Task statement: Pick out all lines in the listing holding the string "bien" and copy them.

Provided information:
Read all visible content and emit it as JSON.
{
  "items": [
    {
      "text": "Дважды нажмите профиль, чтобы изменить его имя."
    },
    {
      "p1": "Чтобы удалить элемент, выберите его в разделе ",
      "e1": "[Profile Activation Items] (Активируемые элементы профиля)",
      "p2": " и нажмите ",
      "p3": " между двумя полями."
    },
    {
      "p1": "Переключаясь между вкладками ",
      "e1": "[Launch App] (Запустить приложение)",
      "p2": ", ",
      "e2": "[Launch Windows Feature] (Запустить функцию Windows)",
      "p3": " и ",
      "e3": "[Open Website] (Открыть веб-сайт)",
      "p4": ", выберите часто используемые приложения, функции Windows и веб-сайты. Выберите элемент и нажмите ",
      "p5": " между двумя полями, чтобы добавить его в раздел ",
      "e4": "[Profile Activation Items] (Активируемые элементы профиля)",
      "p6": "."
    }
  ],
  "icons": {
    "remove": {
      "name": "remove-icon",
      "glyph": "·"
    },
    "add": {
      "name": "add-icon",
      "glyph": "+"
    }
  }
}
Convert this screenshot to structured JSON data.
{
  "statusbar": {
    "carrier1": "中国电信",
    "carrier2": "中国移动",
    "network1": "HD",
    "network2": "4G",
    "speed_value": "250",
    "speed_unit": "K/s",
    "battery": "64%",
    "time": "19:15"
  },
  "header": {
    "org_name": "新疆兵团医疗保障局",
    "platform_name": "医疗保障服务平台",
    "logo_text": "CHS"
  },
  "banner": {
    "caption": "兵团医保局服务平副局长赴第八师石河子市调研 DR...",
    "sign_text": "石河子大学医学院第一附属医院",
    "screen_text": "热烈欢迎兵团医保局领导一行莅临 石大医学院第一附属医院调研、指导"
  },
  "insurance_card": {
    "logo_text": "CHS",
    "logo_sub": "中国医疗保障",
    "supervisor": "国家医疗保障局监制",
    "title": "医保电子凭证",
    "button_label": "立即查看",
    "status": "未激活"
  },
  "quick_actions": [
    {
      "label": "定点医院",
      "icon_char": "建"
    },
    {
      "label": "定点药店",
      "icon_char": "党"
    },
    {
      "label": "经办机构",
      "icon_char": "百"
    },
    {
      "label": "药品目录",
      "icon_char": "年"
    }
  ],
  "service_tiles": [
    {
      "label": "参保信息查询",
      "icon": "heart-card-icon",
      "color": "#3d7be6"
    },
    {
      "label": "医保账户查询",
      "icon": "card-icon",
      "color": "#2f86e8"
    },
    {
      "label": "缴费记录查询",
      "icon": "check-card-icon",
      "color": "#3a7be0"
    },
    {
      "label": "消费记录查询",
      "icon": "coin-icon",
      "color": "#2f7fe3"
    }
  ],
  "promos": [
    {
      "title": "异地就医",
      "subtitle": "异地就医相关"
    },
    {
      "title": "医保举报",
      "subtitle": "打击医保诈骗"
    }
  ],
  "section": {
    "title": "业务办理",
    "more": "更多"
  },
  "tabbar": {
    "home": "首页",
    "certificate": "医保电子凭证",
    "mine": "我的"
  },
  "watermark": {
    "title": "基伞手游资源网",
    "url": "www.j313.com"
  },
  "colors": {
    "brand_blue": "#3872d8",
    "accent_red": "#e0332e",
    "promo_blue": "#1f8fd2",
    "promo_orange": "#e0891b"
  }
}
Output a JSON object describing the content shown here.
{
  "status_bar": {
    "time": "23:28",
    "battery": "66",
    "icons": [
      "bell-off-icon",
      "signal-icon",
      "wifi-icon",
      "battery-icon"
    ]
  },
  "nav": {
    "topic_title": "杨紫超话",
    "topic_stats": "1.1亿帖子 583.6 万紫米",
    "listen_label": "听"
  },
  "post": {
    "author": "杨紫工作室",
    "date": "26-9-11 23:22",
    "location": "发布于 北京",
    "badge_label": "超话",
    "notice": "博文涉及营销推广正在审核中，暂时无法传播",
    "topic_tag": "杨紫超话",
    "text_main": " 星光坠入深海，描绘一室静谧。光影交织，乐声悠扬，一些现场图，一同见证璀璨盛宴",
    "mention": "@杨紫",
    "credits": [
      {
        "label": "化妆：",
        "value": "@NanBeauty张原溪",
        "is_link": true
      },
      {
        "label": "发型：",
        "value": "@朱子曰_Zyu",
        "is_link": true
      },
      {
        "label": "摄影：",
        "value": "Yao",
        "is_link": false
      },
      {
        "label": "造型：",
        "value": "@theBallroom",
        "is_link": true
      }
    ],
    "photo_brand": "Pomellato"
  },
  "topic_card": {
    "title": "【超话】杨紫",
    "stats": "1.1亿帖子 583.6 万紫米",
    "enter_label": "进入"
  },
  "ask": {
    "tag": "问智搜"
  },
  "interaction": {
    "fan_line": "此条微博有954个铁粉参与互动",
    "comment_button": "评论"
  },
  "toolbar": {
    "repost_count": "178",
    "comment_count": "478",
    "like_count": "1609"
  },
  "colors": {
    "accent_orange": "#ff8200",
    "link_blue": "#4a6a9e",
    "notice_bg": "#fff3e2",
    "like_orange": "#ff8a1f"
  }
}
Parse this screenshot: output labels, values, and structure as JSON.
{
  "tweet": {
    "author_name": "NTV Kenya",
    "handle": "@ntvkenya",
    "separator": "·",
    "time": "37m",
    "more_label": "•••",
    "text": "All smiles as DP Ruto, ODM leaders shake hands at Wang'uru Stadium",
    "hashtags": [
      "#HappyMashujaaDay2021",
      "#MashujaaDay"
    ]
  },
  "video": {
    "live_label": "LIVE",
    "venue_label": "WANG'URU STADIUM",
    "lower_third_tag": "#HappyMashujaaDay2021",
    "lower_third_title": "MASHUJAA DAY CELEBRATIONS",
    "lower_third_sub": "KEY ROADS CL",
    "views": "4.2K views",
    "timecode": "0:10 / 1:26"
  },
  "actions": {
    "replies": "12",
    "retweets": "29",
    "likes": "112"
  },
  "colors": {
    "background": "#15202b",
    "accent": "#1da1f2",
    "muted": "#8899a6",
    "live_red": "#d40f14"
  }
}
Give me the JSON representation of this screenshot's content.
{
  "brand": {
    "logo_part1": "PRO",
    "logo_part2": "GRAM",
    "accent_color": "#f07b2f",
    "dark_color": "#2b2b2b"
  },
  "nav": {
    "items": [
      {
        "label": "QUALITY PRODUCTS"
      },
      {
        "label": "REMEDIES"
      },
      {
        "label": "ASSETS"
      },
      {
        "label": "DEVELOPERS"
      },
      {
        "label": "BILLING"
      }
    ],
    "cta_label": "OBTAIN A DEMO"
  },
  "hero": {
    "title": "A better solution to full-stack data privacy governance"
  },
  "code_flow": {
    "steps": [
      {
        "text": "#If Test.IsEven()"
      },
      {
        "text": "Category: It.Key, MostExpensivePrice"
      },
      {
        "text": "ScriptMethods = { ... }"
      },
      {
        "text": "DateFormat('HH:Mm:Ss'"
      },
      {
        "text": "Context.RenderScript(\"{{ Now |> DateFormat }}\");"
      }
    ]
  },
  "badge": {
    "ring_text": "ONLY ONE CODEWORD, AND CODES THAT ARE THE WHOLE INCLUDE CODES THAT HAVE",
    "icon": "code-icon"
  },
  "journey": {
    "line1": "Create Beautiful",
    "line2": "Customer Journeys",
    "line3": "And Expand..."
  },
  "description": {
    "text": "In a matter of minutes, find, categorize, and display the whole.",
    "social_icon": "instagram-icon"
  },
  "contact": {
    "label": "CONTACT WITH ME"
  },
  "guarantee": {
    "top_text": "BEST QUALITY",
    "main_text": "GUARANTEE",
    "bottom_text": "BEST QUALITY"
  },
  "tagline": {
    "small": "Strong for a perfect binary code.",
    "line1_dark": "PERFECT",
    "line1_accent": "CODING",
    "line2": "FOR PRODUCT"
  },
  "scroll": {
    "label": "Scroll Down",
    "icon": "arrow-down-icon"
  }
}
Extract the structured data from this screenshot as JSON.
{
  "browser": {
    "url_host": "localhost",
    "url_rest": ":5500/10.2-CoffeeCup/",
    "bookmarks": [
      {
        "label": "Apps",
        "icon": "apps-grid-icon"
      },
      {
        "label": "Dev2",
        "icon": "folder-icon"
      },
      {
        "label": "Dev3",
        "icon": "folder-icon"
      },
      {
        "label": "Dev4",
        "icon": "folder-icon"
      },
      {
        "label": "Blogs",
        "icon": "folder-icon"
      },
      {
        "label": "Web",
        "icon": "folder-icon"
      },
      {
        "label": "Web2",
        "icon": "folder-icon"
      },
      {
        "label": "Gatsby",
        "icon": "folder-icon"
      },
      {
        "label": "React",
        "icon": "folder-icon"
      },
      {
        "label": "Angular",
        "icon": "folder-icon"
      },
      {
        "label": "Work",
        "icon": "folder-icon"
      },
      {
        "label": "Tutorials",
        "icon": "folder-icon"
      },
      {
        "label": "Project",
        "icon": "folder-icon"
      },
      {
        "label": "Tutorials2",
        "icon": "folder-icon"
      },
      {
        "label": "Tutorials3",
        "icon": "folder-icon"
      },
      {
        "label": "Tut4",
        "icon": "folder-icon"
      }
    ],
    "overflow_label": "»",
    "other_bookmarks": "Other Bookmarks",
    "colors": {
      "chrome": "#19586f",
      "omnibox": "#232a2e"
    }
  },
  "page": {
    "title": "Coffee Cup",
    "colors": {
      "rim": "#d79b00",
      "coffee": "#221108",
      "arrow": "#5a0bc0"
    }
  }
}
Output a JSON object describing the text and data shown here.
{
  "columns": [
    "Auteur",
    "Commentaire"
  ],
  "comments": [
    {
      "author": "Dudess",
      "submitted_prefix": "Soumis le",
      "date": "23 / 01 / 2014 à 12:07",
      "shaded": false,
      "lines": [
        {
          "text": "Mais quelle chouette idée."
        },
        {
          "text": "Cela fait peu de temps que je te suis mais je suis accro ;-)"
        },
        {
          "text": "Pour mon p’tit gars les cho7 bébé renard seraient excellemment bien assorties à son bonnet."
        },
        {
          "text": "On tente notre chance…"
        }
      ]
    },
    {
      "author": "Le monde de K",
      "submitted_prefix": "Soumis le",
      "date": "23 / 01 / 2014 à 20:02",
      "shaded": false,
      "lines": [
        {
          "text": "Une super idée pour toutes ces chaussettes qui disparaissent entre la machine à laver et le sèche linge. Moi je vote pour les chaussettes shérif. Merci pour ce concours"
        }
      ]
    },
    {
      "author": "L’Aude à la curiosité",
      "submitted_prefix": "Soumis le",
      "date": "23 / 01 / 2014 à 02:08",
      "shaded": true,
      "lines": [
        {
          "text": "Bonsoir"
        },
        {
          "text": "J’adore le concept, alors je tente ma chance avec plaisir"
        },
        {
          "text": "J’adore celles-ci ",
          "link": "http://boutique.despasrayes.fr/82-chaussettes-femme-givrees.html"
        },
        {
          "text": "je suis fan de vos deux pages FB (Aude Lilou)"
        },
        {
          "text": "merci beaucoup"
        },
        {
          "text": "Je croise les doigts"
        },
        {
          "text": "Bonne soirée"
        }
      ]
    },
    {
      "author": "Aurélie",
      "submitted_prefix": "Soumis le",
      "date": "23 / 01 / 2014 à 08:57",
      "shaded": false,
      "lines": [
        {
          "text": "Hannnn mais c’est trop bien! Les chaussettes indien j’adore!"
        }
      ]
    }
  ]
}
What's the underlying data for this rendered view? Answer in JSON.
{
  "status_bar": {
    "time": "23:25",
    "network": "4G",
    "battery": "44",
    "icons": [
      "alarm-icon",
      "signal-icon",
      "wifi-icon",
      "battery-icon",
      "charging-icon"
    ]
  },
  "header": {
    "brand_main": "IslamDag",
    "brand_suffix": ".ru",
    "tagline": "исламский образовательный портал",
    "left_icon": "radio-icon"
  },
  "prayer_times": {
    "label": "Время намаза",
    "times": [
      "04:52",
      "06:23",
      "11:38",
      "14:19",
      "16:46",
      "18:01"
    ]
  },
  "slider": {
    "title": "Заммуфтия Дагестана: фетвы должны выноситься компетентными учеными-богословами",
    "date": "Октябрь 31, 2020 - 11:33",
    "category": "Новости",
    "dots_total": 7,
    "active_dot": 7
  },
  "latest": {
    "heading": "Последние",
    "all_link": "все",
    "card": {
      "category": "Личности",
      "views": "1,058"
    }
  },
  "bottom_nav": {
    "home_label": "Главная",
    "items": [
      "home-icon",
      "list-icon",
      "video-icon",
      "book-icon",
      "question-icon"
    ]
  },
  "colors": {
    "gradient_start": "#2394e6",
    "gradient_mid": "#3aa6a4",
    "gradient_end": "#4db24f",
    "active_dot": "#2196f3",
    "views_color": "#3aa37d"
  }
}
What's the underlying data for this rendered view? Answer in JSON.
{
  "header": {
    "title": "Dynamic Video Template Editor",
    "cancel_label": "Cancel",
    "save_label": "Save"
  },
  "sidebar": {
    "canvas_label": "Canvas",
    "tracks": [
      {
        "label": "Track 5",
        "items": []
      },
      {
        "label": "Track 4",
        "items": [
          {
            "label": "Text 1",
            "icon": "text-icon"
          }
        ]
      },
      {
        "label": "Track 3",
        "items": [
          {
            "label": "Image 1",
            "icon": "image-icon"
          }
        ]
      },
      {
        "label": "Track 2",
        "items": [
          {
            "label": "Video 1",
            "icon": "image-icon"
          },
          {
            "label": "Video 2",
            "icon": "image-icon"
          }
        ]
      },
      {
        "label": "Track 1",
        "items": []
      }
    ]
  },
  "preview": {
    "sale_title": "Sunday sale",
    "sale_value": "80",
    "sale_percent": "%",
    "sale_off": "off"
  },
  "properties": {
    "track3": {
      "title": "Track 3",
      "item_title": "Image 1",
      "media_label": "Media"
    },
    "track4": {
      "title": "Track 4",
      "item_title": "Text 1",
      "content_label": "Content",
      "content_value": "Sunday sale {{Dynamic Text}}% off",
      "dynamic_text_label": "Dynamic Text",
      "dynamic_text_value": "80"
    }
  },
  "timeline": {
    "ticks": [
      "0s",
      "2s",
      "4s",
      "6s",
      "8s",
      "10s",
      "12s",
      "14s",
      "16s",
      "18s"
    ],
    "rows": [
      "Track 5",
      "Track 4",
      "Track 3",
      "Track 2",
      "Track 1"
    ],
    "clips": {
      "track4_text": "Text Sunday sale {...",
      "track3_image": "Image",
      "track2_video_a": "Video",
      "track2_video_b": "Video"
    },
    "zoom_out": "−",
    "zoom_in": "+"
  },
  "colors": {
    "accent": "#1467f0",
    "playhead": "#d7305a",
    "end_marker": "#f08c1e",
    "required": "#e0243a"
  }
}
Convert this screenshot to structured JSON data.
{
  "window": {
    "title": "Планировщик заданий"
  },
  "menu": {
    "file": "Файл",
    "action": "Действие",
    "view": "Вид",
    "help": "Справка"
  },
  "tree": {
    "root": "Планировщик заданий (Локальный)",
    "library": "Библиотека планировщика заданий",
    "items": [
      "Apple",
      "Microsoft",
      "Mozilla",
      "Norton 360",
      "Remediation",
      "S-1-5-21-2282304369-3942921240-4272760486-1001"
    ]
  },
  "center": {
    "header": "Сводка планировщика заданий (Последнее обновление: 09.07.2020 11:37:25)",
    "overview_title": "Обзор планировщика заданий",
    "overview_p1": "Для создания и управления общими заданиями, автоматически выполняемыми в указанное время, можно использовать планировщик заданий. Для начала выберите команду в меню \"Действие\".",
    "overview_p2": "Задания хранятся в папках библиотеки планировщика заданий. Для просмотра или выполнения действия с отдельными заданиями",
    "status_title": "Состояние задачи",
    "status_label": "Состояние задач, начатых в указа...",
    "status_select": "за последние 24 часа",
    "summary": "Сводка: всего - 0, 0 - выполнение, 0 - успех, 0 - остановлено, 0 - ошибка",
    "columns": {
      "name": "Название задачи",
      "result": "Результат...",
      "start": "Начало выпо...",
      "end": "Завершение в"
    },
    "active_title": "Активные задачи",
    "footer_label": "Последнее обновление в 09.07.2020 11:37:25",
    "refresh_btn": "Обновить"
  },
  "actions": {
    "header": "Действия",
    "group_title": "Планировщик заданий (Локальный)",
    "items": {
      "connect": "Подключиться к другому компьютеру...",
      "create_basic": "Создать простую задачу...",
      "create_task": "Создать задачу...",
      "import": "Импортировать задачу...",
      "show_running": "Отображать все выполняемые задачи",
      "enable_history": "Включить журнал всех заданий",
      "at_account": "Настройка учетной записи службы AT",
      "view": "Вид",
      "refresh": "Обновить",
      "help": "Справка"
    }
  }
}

Answer area:
          "text": "Pour mon p’tit gars les cho7 bébé renard seraient excellemment bien assorties à son bonnet."
          "text": "Hannnn mais c’est trop bien! Les chaussettes indien j’adore!"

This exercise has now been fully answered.